§ Exercise brief:
If a line in the data below includes the string "true", please return a copy of it.

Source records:
+ + + +
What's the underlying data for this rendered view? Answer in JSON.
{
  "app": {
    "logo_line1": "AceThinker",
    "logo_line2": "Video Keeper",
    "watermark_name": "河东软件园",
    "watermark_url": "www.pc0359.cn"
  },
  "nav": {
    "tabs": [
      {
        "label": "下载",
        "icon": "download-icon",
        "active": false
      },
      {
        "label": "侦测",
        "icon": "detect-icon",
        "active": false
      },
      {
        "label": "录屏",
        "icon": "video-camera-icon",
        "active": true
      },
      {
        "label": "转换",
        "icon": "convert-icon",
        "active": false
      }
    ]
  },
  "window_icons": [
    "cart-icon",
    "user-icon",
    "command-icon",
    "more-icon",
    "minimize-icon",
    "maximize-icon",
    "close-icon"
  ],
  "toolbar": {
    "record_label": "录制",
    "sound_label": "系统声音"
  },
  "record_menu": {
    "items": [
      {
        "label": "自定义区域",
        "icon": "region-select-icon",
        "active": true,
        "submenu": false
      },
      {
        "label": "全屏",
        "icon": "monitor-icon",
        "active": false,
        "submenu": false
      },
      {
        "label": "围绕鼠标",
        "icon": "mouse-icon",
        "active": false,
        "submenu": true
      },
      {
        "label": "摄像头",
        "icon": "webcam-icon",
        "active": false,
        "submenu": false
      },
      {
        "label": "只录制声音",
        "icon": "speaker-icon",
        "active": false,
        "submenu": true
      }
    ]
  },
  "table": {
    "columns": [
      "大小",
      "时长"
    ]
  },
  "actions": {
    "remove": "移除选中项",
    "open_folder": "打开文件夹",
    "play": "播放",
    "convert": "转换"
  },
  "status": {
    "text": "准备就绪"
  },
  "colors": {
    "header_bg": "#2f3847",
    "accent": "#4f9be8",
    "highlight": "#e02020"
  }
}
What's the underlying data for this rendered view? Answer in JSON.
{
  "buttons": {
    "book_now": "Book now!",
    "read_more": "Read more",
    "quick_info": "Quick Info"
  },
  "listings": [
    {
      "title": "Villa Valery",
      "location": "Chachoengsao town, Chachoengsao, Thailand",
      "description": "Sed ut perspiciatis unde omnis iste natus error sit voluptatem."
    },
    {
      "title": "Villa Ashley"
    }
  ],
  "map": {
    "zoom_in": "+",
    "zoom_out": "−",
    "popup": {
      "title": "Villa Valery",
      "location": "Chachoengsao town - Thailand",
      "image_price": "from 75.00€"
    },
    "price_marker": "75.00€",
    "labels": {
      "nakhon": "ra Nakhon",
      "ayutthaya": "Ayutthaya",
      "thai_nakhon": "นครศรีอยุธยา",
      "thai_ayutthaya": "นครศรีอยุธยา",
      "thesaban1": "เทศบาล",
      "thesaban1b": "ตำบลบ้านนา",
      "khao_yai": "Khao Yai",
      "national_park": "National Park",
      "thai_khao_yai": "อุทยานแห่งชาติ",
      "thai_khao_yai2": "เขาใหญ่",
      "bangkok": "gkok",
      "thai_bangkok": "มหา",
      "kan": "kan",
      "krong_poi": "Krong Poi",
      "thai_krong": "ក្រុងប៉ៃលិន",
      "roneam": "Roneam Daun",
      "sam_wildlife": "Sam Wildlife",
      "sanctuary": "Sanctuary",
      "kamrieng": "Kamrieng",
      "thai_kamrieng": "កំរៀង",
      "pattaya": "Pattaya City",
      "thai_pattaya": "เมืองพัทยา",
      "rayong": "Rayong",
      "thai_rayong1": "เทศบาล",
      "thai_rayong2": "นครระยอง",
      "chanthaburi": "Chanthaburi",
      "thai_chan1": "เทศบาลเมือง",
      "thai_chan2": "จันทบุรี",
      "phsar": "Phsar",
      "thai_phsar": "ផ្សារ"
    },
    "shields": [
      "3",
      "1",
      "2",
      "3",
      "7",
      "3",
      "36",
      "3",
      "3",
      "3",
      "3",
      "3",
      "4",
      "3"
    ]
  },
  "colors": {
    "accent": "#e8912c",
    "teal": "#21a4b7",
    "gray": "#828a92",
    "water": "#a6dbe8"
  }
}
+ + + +
§ Output:
        "active": true
        "active": true,
        "submenu": true
        "submenu": true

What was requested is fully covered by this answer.